App and web page records
◇ ◇ ◇

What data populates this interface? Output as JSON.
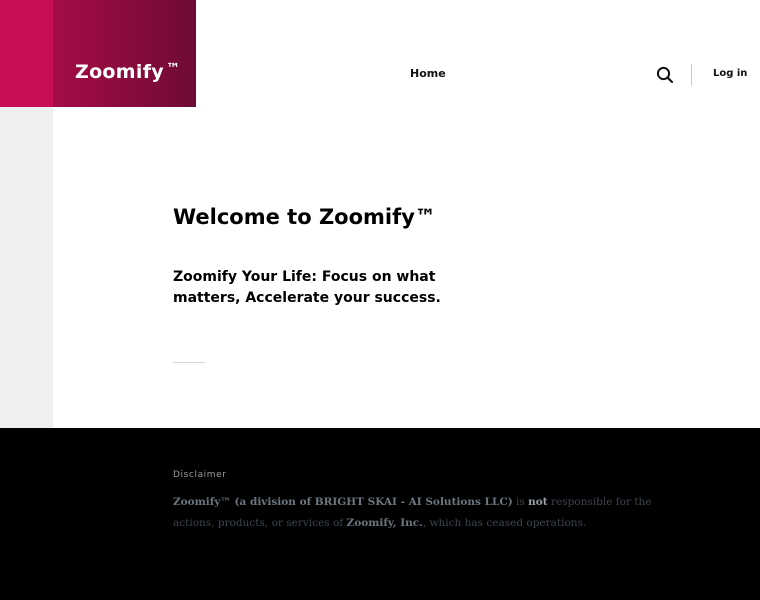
{
  "header": {
    "logo_text": "Zoomify",
    "logo_tm": "™",
    "nav": {
      "home": "Home",
      "search_icon": "search-icon",
      "login": "Log in"
    }
  },
  "main": {
    "title": "Welcome to Zoomify™",
    "tagline": "Zoomify Your Life: Focus on what matters, Accelerate your success."
  },
  "footer": {
    "heading": "Disclaimer",
    "text_parts": {
      "company": "Zoomify™ (a division of BRIGHT SKAI - AI Solutions LLC)",
      "is": " is ",
      "not": "not",
      "middle": " responsible for the actions, products, or services of ",
      "inc": "Zoomify, Inc.",
      "end": ", which has ceased operations."
    }
  },
  "colors": {
    "brand_primary": "#c80f55",
    "brand_dark": "#6e0a35",
    "footer_bg": "#000000"
  }
}
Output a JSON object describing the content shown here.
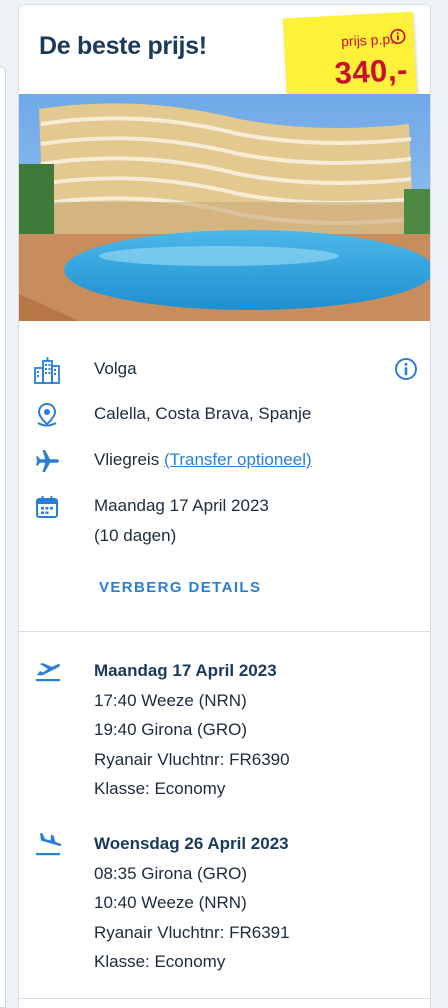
{
  "card": {
    "title": "De beste prijs!",
    "price_label": "prijs p.p.",
    "price_value": "340,-"
  },
  "hotel": {
    "name": "Volga",
    "location": "Calella, Costa Brava, Spanje",
    "travel_type_prefix": "Vliegreis",
    "transfer_link": "(Transfer optioneel)",
    "date": "Maandag 17 April 2023",
    "duration": "(10 dagen)"
  },
  "details_toggle": "VERBERG DETAILS",
  "flights": [
    {
      "date": "Maandag 17 April 2023",
      "departure": "17:40 Weeze (NRN)",
      "arrival": "19:40 Girona (GRO)",
      "carrier": "Ryanair Vluchtnr: FR6390",
      "class": "Klasse: Economy"
    },
    {
      "date": "Woensdag 26 April 2023",
      "departure": "08:35 Girona (GRO)",
      "arrival": "10:40 Weeze (NRN)",
      "carrier": "Ryanair Vluchtnr: FR6391",
      "class": "Klasse: Economy"
    }
  ],
  "icons": {
    "hotel": "building-icon",
    "location": "map-pin-icon",
    "travel": "airplane-icon",
    "date": "calendar-icon",
    "info": "info-icon",
    "outbound": "plane-departure-icon",
    "return": "plane-arrival-icon"
  },
  "colors": {
    "accent": "#2a7fd4",
    "title": "#1a3a5c",
    "price_bg": "#fff03a",
    "price_text": "#c8102e"
  }
}
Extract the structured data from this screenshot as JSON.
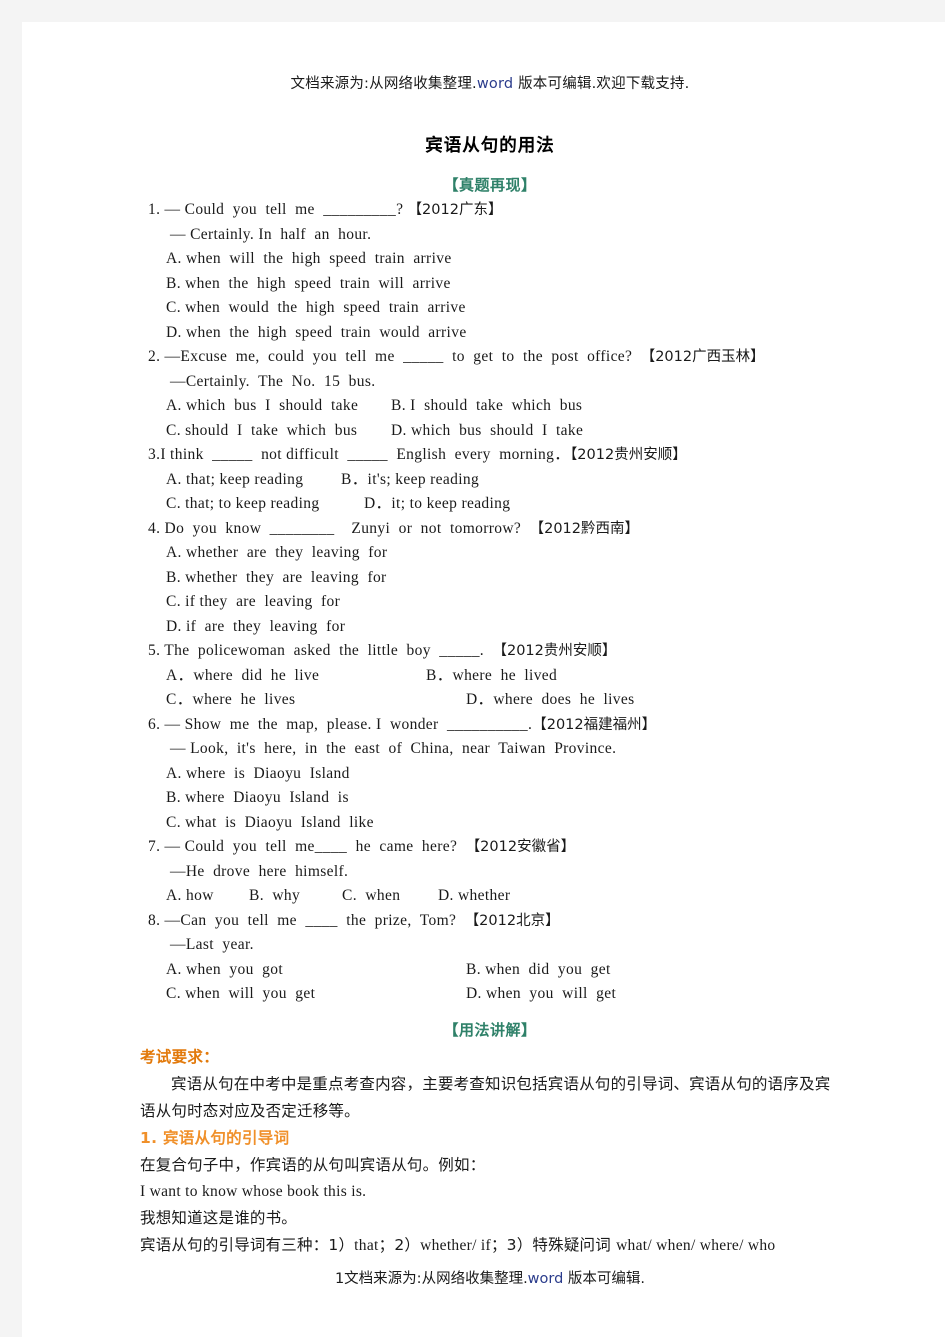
{
  "document": {
    "header_note": "文档来源为:从网络收集整理.word 版本可编辑.欢迎下载支持.",
    "header_note_prefix": "文档来源为:从网络收集整理.",
    "header_note_word": "word",
    "header_note_suffix": " 版本可编辑.欢迎下载支持.",
    "title": "宾语从句的用法",
    "footer_prefix": "1文档来源为:从网络收集整理.",
    "footer_word": "word",
    "footer_suffix": " 版本可编辑."
  },
  "sections": {
    "exam_questions_heading": "【真题再现】",
    "usage_explanation_heading": "【用法讲解】"
  },
  "questions": [
    {
      "stem": "1. — Could  you  tell  me  _________? ",
      "source": "【2012广东】",
      "reply": "— Certainly. In  half  an  hour.",
      "options_single": [
        "A. when  will  the  high  speed  train  arrive",
        "B. when  the  high  speed  train  will  arrive",
        "C. when  would  the  high  speed  train  arrive",
        "D. when  the  high  speed  train  would  arrive"
      ]
    },
    {
      "stem": "2. —Excuse  me,  could  you  tell  me  _____  to  get  to  the  post  office?  ",
      "source": "【2012广西玉林】",
      "reply": "—Certainly.  The  No.  15  bus.",
      "option_pairs": [
        [
          "A. which  bus  I  should  take",
          "B. I  should  take  which  bus"
        ],
        [
          "C. should  I  take  which  bus",
          "D. which  bus  should  I  take"
        ]
      ]
    },
    {
      "stem": "3.I think  _____  not difficult  _____  English  every  morning．",
      "source": "【2012贵州安顺】",
      "option_pairs": [
        [
          "A. that; keep reading",
          "B．it's; keep reading"
        ],
        [
          "C. that; to keep reading",
          "D．it; to keep reading"
        ]
      ]
    },
    {
      "stem": "4. Do  you  know  ________    Zunyi  or  not  tomorrow?  ",
      "source": "【2012黔西南】",
      "options_single": [
        "A. whether  are  they  leaving  for",
        "B. whether  they  are  leaving  for",
        "C. if they  are  leaving  for",
        "D. if  are  they  leaving  for"
      ]
    },
    {
      "stem": "5. The  policewoman  asked  the  little  boy  _____.  ",
      "source": "【2012贵州安顺】",
      "option_pairs": [
        [
          "A．where  did  he  live",
          "B．where  he  lived"
        ],
        [
          "C．where  he  lives",
          "D．where  does  he  lives"
        ]
      ]
    },
    {
      "stem": "6. — Show  me  the  map,  please. I  wonder  __________.",
      "source": "【2012福建福州】",
      "reply": "— Look,  it's  here,  in  the  east  of  China,  near  Taiwan  Province.",
      "options_single": [
        "A. where  is  Diaoyu  Island",
        "B. where  Diaoyu  Island  is",
        "C. what  is  Diaoyu  Island  like"
      ]
    },
    {
      "stem": "7. — Could  you  tell  me____  he  came  here?  ",
      "source": "【2012安徽省】",
      "reply": "—He  drove  here  himself.",
      "options_row": [
        "A. how",
        "B.  why",
        "C.  when",
        "D. whether"
      ]
    },
    {
      "stem": "8. —Can  you  tell  me  ____  the  prize,  Tom?  ",
      "source": "【2012北京】",
      "reply": "—Last  year.",
      "option_pairs": [
        [
          "A. when  you  got",
          "B. when  did  you  get"
        ],
        [
          "C. when  will  you  get",
          "D. when  you  will  get"
        ]
      ]
    }
  ],
  "explanation": {
    "exam_requirement_heading": "考试要求：",
    "exam_requirement_body": "宾语从句在中考中是重点考查内容，主要考查知识包括宾语从句的引导词、宾语从句的语序及宾语从句时态对应及否定迁移等。",
    "point1_heading": "1. 宾语从句的引导词",
    "point1_line1": "在复合句子中，作宾语的从句叫宾语从句。例如：",
    "point1_example_en": "I want  to  know  whose  book  this  is.",
    "point1_example_cn": "我想知道这是谁的书。",
    "point1_line2_cn_a": "宾语从句的引导词有三种：1）",
    "point1_line2_en_a": "that",
    "point1_line2_cn_b": "；2）",
    "point1_line2_en_b": "whether/  if",
    "point1_line2_cn_c": "；3）特殊疑问词 ",
    "point1_line2_en_c": "what/  when/  where/  who"
  },
  "colors": {
    "green_heading": "#2f8169",
    "orange_heading": "#e2790a",
    "orange_subheading": "#f0902a",
    "blue_word": "#2b3c8c",
    "text": "#1a1a1a",
    "page_bg": "#ffffff",
    "canvas_bg": "#f4f4f4"
  }
}
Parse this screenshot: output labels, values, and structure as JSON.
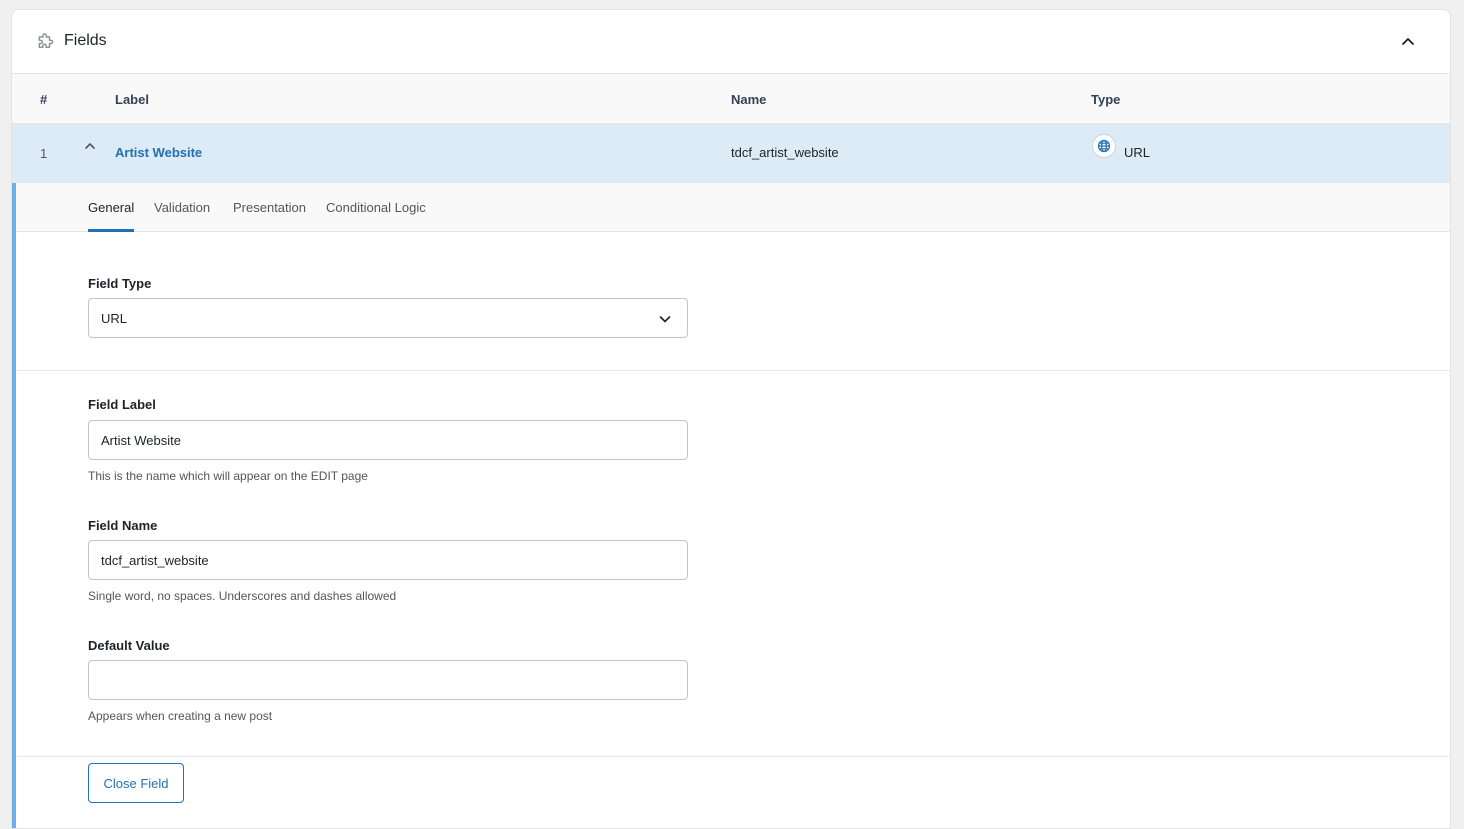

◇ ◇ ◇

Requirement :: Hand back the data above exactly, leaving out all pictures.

Answer space ::
What data populates this interface? Output as JSON.
{
  "header": {
    "logo_text": "Zoomify",
    "logo_tm": "™",
    "nav": {
      "home": "Home",
      "search_icon": "search-icon",
      "login": "Log in"
    }
  },
  "main": {
    "title": "Welcome to Zoomify™",
    "tagline": "Zoomify Your Life: Focus on what matters, Accelerate your success."
  },
  "footer": {
    "heading": "Disclaimer",
    "text_parts": {
      "company": "Zoomify™ (a division of BRIGHT SKAI - AI Solutions LLC)",
      "is": " is ",
      "not": "not",
      "middle": " responsible for the actions, products, or services of ",
      "inc": "Zoomify, Inc.",
      "end": ", which has ceased operations."
    }
  },
  "colors": {
    "brand_primary": "#c80f55",
    "brand_dark": "#6e0a35",
    "footer_bg": "#000000"
  }
}
Output a JSON object describing the content shown here.
{
  "card": {
    "title": "De beste prijs!",
    "price_label": "prijs p.p.",
    "price_value": "340,-"
  },
  "hotel": {
    "name": "Volga",
    "location": "Calella, Costa Brava, Spanje",
    "travel_type_prefix": "Vliegreis",
    "transfer_link": "(Transfer optioneel)",
    "date": "Maandag 17 April 2023",
    "duration": "(10 dagen)"
  },
  "details_toggle": "VERBERG DETAILS",
  "flights": [
    {
      "date": "Maandag 17 April 2023",
      "departure": "17:40 Weeze (NRN)",
      "arrival": "19:40 Girona (GRO)",
      "carrier": "Ryanair Vluchtnr: FR6390",
      "class": "Klasse: Economy"
    },
    {
      "date": "Woensdag 26 April 2023",
      "departure": "08:35 Girona (GRO)",
      "arrival": "10:40 Weeze (NRN)",
      "carrier": "Ryanair Vluchtnr: FR6391",
      "class": "Klasse: Economy"
    }
  ],
  "icons": {
    "hotel": "building-icon",
    "location": "map-pin-icon",
    "travel": "airplane-icon",
    "date": "calendar-icon",
    "info": "info-icon",
    "outbound": "plane-departure-icon",
    "return": "plane-arrival-icon"
  },
  "colors": {
    "accent": "#2a7fd4",
    "title": "#1a3a5c",
    "price_bg": "#fff03a",
    "price_text": "#c8102e"
  }
}
Extract the structured data from this screenshot as JSON.
{
  "document": {
    "header_note": "文档来源为:从网络收集整理.word 版本可编辑.欢迎下载支持.",
    "header_note_prefix": "文档来源为:从网络收集整理.",
    "header_note_word": "word",
    "header_note_suffix": " 版本可编辑.欢迎下载支持.",
    "title": "宾语从句的用法",
    "footer_prefix": "1文档来源为:从网络收集整理.",
    "footer_word": "word",
    "footer_suffix": " 版本可编辑."
  },
  "sections": {
    "exam_questions_heading": "【真题再现】",
    "usage_explanation_heading": "【用法讲解】"
  },
  "questions": [
    {
      "stem": "1. — Could  you  tell  me  _________? ",
      "source": "【2012广东】",
      "reply": "— Certainly. In  half  an  hour.",
      "options_single": [
        "A. when  will  the  high  speed  train  arrive",
        "B. when  the  high  speed  train  will  arrive",
        "C. when  would  the  high  speed  train  arrive",
        "D. when  the  high  speed  train  would  arrive"
      ]
    },
    {
      "stem": "2. —Excuse  me,  could  you  tell  me  _____  to  get  to  the  post  office?  ",
      "source": "【2012广西玉林】",
      "reply": "—Certainly.  The  No.  15  bus.",
      "option_pairs": [
        [
          "A. which  bus  I  should  take",
          "B. I  should  take  which  bus"
        ],
        [
          "C. should  I  take  which  bus",
          "D. which  bus  should  I  take"
        ]
      ]
    },
    {
      "stem": "3.I think  _____  not difficult  _____  English  every  morning．",
      "source": "【2012贵州安顺】",
      "option_pairs": [
        [
          "A. that; keep reading",
          "B．it's; keep reading"
        ],
        [
          "C. that; to keep reading",
          "D．it; to keep reading"
        ]
      ]
    },
    {
      "stem": "4. Do  you  know  ________    Zunyi  or  not  tomorrow?  ",
      "source": "【2012黔西南】",
      "options_single": [
        "A. whether  are  they  leaving  for",
        "B. whether  they  are  leaving  for",
        "C. if they  are  leaving  for",
        "D. if  are  they  leaving  for"
      ]
    },
    {
      "stem": "5. The  policewoman  asked  the  little  boy  _____.  ",
      "source": "【2012贵州安顺】",
      "option_pairs": [
        [
          "A．where  did  he  live",
          "B．where  he  lived"
        ],
        [
          "C．where  he  lives",
          "D．where  does  he  lives"
        ]
      ]
    },
    {
      "stem": "6. — Show  me  the  map,  please. I  wonder  __________.",
      "source": "【2012福建福州】",
      "reply": "— Look,  it's  here,  in  the  east  of  China,  near  Taiwan  Province.",
      "options_single": [
        "A. where  is  Diaoyu  Island",
        "B. where  Diaoyu  Island  is",
        "C. what  is  Diaoyu  Island  like"
      ]
    },
    {
      "stem": "7. — Could  you  tell  me____  he  came  here?  ",
      "source": "【2012安徽省】",
      "reply": "—He  drove  here  himself.",
      "options_row": [
        "A. how",
        "B.  why",
        "C.  when",
        "D. whether"
      ]
    },
    {
      "stem": "8. —Can  you  tell  me  ____  the  prize,  Tom?  ",
      "source": "【2012北京】",
      "reply": "—Last  year.",
      "option_pairs": [
        [
          "A. when  you  got",
          "B. when  did  you  get"
        ],
        [
          "C. when  will  you  get",
          "D. when  you  will  get"
        ]
      ]
    }
  ],
  "explanation": {
    "exam_requirement_heading": "考试要求：",
    "exam_requirement_body": "宾语从句在中考中是重点考查内容，主要考查知识包括宾语从句的引导词、宾语从句的语序及宾语从句时态对应及否定迁移等。",
    "point1_heading": "1. 宾语从句的引导词",
    "point1_line1": "在复合句子中，作宾语的从句叫宾语从句。例如：",
    "point1_example_en": "I want  to  know  whose  book  this  is.",
    "point1_example_cn": "我想知道这是谁的书。",
    "point1_line2_cn_a": "宾语从句的引导词有三种：1）",
    "point1_line2_en_a": "that",
    "point1_line2_cn_b": "；2）",
    "point1_line2_en_b": "whether/  if",
    "point1_line2_cn_c": "；3）特殊疑问词 ",
    "point1_line2_en_c": "what/  when/  where/  who"
  },
  "colors": {
    "green_heading": "#2f8169",
    "orange_heading": "#e2790a",
    "orange_subheading": "#f0902a",
    "blue_word": "#2b3c8c",
    "text": "#1a1a1a",
    "page_bg": "#ffffff",
    "canvas_bg": "#f4f4f4"
  }
}
Parse this screenshot: output labels, values, and structure as JSON.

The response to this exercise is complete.